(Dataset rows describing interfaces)

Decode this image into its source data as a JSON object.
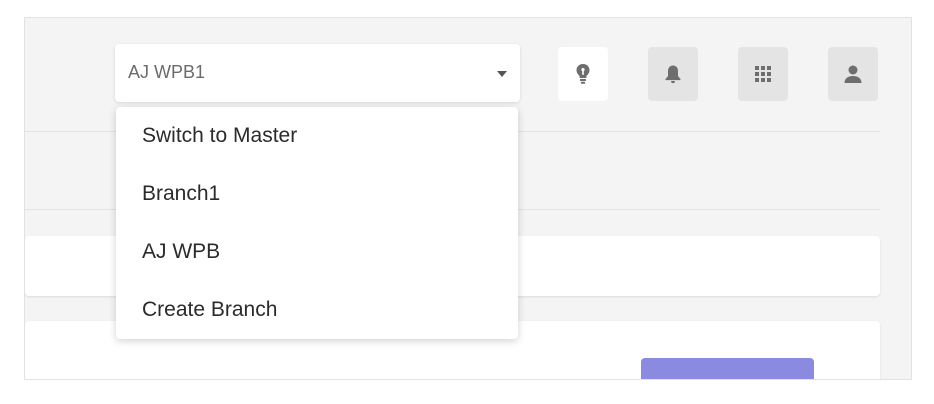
{
  "branch_selector": {
    "value": "AJ WPB1",
    "options": [
      "Switch to Master",
      "Branch1",
      "AJ WPB",
      "Create Branch"
    ]
  },
  "toolbar": {
    "icons": [
      "lightbulb-icon",
      "bell-icon",
      "apps-grid-icon",
      "user-icon"
    ]
  },
  "colors": {
    "accent": "#8a8be0",
    "background": "#f4f4f4",
    "icon_button": "#e4e4e4",
    "icon_glyph": "#6e6e6e"
  }
}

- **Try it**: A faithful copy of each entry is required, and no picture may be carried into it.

- **Response area**:
Decode this image into its source data as a JSON object.
{
  "branch_selector": {
    "value": "AJ WPB1",
    "options": [
      "Switch to Master",
      "Branch1",
      "AJ WPB",
      "Create Branch"
    ]
  },
  "toolbar": {
    "icons": [
      "lightbulb-icon",
      "bell-icon",
      "apps-grid-icon",
      "user-icon"
    ]
  },
  "colors": {
    "accent": "#8a8be0",
    "background": "#f4f4f4",
    "icon_button": "#e4e4e4",
    "icon_glyph": "#6e6e6e"
  }
}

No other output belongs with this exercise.